Examples of the media include (and if you would like an example of a caption for "Don't Stop Now"): "We intend for this image to encourage voters to stay politically active after the presidential election. There are both men and women, and voters of all colors, reinforcing the idea that there is no “right” way to look like a Latinx person; Latinx people come in all colors, and it’s time we stop generalizing Latinx’s into a narrow category when it comes to skin color"). [really long pictures]
Bill Dohar wrote an article last May for the Markkula Center on "Love and Fear in a Time of Coronavirus," addressing ethical responses to two plagues, the Black Death and Covid-19. In mid-September, he presented a Zoom conference at Most Holy Redeemer Parish, San Francisco on the theme of "Mary: the Woman We Thought We Knew." In late October and early November, he taught a three-week course in Church History for the Institute for Leadership in Ministry (ILM), San Jose Diocese. And, in anticipation of Halloween and All Saints Day, Bill did an interview as a 'thought leader' with SCU's 'Illuminate' blog on TESP 82, 'Witches, Saints, and Heretics.'
Adjunct Associate Professor David DeCosse has the following to report:
- He just submitted his manuscript, "Created Freedom Under the Sign of the Cross: A Public Theology of Freedom for the United States" to the University of Notre Dame Press.
- He also completed an essay called "Equality and ‘Social Ethics Under the Sign of the Cross’: Reflections on Fundamentalism and Secularism in Europe and in the United States," for a book to be published drawing on papers from a conference in February 2020 at the University of Vienna called "Between Fundamentalism and Secularism: The Contribution of a Multi-cultural and Multi-religious Europe for Today’s Church and World.”
- Video Link: "Voting, Catholicism, and the 2020 Election: A Conversation with San Diego Catholic Bishop Robert McElroy"
Moderated by David DeCosse
October 21, 2020
Markkula Center for Applied Ethics, Santa Clara University
- Article: "Catholics, voting, and abortion: Time to correct the record"
by David DeCosse
National Catholic Reporter, September 14, 2020
- "Catolicos, el voto y el aborto: Hora de corregir el record"
Translation of "Catholics, voting, and abortion: Time to correct the record"

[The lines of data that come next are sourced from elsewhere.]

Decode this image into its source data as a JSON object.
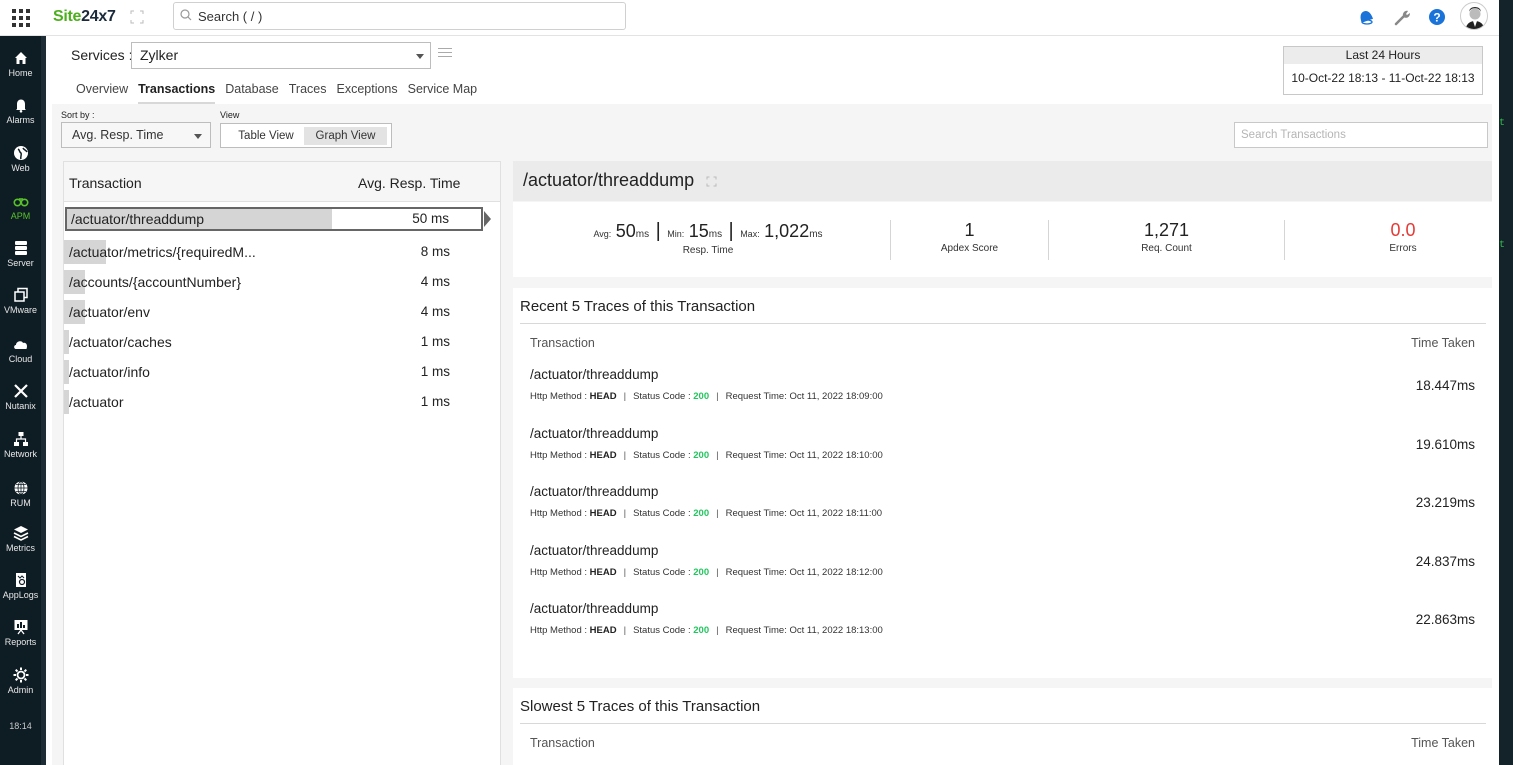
{
  "header": {
    "logo_site": "Site",
    "logo_247": "24x7",
    "search_placeholder": "Search ( / )",
    "icons": [
      "apps-grid-icon",
      "expand-icon",
      "search-icon",
      "notification-bell-icon",
      "wrench-icon",
      "help-icon",
      "user-avatar"
    ]
  },
  "sidebar": {
    "items": [
      {
        "label": "Home",
        "icon": "home-icon"
      },
      {
        "label": "Alarms",
        "icon": "bell-icon"
      },
      {
        "label": "Web",
        "icon": "globe-icon"
      },
      {
        "label": "APM",
        "icon": "binoculars-icon",
        "active": true
      },
      {
        "label": "Server",
        "icon": "server-icon"
      },
      {
        "label": "VMware",
        "icon": "vmware-icon"
      },
      {
        "label": "Cloud",
        "icon": "cloud-icon"
      },
      {
        "label": "Nutanix",
        "icon": "nutanix-icon"
      },
      {
        "label": "Network",
        "icon": "network-icon"
      },
      {
        "label": "RUM",
        "icon": "rum-globe-icon"
      },
      {
        "label": "Metrics",
        "icon": "layers-icon"
      },
      {
        "label": "AppLogs",
        "icon": "applogs-icon"
      },
      {
        "label": "Reports",
        "icon": "reports-icon"
      },
      {
        "label": "Admin",
        "icon": "gear-icon"
      }
    ],
    "time": "18:14"
  },
  "services": {
    "label": "Services :",
    "selected": "Zylker"
  },
  "tabs": [
    {
      "label": "Overview"
    },
    {
      "label": "Transactions",
      "active": true
    },
    {
      "label": "Database"
    },
    {
      "label": "Traces"
    },
    {
      "label": "Exceptions"
    },
    {
      "label": "Service Map"
    }
  ],
  "time_range": {
    "title": "Last 24 Hours",
    "range": "10-Oct-22 18:13 - 11-Oct-22 18:13"
  },
  "toolbar": {
    "sort_label": "Sort by :",
    "sort_value": "Avg. Resp. Time",
    "view_label": "View",
    "table_view": "Table View",
    "graph_view": "Graph View",
    "active_view": "Graph View",
    "search_placeholder": "Search Transactions"
  },
  "transactions": {
    "col_transaction": "Transaction",
    "col_avg": "Avg. Resp. Time",
    "rows": [
      {
        "name": "/actuator/threaddump",
        "avg": "50 ms",
        "value_ms": 50,
        "selected": true
      },
      {
        "name": "/actuator/metrics/{requiredM...",
        "avg": "8 ms",
        "value_ms": 8
      },
      {
        "name": "/accounts/{accountNumber}",
        "avg": "4 ms",
        "value_ms": 4
      },
      {
        "name": "/actuator/env",
        "avg": "4 ms",
        "value_ms": 4
      },
      {
        "name": "/actuator/caches",
        "avg": "1 ms",
        "value_ms": 1
      },
      {
        "name": "/actuator/info",
        "avg": "1 ms",
        "value_ms": 1
      },
      {
        "name": "/actuator",
        "avg": "1 ms",
        "value_ms": 1
      }
    ]
  },
  "detail": {
    "title": "/actuator/threaddump",
    "resp": {
      "avg_label": "Avg:",
      "avg": "50",
      "min_label": "Min:",
      "min": "15",
      "max_label": "Max:",
      "max": "1,022",
      "unit": "ms",
      "caption": "Resp. Time"
    },
    "apdex": {
      "value": "1",
      "caption": "Apdex Score"
    },
    "req_count": {
      "value": "1,271",
      "caption": "Req. Count"
    },
    "errors": {
      "value": "0.0",
      "caption": "Errors",
      "color": "#e53935"
    }
  },
  "recent": {
    "title": "Recent 5 Traces of this Transaction",
    "col_transaction": "Transaction",
    "col_time": "Time Taken",
    "method_label": "Http Method :",
    "status_label": "Status Code :",
    "request_label": "Request Time:",
    "traces": [
      {
        "name": "/actuator/threaddump",
        "method": "HEAD",
        "status": "200",
        "request_time": "Oct 11, 2022 18:09:00",
        "time_taken": "18.447ms"
      },
      {
        "name": "/actuator/threaddump",
        "method": "HEAD",
        "status": "200",
        "request_time": "Oct 11, 2022 18:10:00",
        "time_taken": "19.610ms"
      },
      {
        "name": "/actuator/threaddump",
        "method": "HEAD",
        "status": "200",
        "request_time": "Oct 11, 2022 18:11:00",
        "time_taken": "23.219ms"
      },
      {
        "name": "/actuator/threaddump",
        "method": "HEAD",
        "status": "200",
        "request_time": "Oct 11, 2022 18:12:00",
        "time_taken": "24.837ms"
      },
      {
        "name": "/actuator/threaddump",
        "method": "HEAD",
        "status": "200",
        "request_time": "Oct 11, 2022 18:13:00",
        "time_taken": "22.863ms"
      }
    ]
  },
  "slowest": {
    "title": "Slowest 5 Traces of this Transaction",
    "col_transaction": "Transaction",
    "col_time": "Time Taken"
  },
  "colors": {
    "brand_green": "#4caf1d",
    "apm_active": "#59c22b",
    "status_ok": "#22c55e",
    "error_red": "#e53935",
    "help_blue": "#1a73d9"
  }
}
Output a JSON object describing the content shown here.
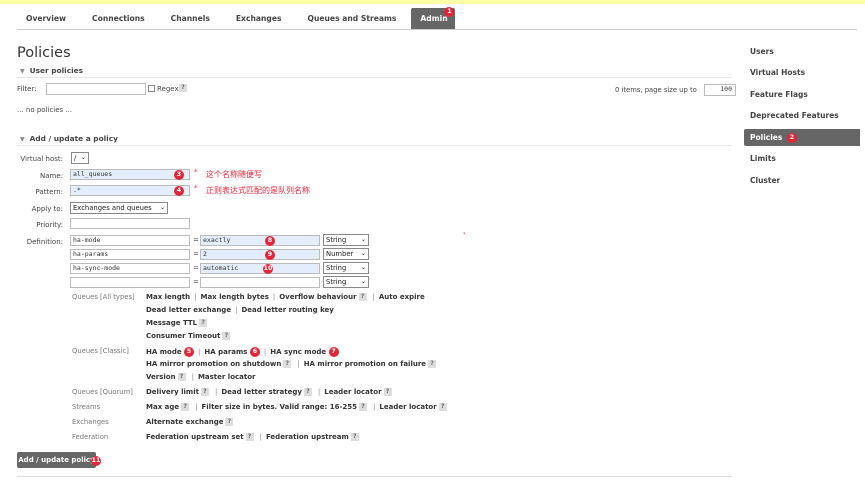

by David DeCosse
Translation by Teresa Lefranc
- Article: "Freedom on the Ballot"
by David DeCosse
Spotlight: Markkula Center for Applied Ethics, October 27, 2020